→ **Exercise data**
************

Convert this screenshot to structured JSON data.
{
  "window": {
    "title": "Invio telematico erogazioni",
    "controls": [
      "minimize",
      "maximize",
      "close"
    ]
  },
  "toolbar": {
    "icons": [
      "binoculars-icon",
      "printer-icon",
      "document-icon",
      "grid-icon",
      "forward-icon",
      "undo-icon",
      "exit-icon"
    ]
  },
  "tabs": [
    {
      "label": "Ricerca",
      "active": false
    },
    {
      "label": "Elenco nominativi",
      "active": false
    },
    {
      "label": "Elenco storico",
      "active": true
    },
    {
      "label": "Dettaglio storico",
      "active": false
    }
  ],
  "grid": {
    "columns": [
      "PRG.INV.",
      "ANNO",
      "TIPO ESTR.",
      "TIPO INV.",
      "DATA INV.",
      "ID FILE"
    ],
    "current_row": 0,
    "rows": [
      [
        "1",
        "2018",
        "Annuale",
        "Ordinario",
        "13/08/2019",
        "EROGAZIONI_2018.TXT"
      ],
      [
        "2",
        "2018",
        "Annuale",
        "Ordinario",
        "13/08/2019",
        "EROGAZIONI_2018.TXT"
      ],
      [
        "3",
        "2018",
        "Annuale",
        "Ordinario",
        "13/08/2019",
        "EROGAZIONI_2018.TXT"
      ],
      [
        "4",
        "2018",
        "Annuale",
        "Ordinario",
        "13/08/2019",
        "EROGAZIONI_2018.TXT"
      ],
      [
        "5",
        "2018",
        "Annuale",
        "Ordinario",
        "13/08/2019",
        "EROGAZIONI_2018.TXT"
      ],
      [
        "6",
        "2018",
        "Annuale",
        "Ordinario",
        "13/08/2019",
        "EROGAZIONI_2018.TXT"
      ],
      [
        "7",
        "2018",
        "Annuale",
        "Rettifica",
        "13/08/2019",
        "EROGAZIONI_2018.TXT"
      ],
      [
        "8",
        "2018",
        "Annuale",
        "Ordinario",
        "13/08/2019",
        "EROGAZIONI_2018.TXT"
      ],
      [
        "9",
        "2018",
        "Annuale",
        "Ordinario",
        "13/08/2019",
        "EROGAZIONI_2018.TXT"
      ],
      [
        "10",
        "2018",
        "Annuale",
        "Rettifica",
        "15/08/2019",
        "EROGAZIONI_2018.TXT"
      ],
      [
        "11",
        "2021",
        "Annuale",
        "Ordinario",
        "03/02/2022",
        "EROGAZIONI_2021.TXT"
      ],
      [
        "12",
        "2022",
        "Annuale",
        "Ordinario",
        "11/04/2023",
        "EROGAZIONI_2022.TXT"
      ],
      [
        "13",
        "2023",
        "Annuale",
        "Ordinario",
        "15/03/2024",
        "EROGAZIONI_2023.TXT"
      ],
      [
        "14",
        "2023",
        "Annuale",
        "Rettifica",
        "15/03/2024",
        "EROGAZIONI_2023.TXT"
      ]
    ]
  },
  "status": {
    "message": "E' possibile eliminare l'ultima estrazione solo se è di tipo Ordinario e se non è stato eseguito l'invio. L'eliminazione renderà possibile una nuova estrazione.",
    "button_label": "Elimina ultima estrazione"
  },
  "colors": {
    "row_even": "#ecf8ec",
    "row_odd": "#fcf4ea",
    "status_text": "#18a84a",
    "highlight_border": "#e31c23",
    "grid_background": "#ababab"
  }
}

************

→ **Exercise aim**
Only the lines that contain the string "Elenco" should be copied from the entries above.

→ **Task solution**
      "label": "Elenco nominativi",
      "label": "Elenco storico",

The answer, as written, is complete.